# What to produce
Select all lines in the records that include "color".

# Supplied material

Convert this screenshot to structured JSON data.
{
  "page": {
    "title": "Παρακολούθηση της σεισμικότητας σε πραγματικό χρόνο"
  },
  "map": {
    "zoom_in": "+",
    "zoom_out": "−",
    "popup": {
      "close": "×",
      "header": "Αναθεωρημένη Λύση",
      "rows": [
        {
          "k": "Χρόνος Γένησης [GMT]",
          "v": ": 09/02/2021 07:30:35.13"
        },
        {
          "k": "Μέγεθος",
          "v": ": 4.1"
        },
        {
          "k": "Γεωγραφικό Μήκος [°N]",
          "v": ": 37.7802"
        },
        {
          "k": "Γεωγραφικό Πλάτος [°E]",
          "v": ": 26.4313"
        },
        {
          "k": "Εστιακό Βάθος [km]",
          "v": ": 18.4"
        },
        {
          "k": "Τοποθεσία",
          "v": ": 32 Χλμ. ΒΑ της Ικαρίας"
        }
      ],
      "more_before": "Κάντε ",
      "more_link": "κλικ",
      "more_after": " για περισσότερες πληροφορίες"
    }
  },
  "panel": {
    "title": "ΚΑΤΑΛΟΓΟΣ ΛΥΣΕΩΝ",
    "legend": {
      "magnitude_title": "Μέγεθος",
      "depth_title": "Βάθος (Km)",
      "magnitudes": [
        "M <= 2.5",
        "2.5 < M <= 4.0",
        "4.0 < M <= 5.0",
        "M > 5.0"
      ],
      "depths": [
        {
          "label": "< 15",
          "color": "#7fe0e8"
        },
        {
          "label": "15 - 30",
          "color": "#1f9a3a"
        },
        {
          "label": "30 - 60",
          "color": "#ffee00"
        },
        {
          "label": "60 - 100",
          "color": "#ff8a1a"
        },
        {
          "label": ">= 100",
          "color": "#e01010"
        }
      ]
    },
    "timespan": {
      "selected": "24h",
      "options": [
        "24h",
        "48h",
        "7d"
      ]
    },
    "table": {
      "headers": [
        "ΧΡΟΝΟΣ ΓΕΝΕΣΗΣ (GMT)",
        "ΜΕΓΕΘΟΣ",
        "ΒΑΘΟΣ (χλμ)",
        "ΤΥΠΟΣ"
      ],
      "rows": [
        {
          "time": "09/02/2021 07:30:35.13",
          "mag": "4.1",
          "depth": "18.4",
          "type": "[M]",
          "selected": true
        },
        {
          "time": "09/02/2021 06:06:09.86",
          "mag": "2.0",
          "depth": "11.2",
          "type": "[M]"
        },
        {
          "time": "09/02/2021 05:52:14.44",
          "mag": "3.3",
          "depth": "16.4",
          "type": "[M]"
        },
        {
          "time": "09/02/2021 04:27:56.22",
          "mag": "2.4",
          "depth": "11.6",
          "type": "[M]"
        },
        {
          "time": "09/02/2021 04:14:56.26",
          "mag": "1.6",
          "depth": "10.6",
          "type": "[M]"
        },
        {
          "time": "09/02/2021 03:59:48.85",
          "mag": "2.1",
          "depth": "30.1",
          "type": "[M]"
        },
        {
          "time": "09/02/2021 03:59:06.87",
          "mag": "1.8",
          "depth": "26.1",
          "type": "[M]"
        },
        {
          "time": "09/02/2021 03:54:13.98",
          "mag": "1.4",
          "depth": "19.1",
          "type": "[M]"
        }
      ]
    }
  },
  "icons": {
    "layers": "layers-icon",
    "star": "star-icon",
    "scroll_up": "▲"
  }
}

# Your response
          "color": "#7fe0e8"
          "color": "#1f9a3a"
          "color": "#ffee00"
          "color": "#ff8a1a"
          "color": "#e01010"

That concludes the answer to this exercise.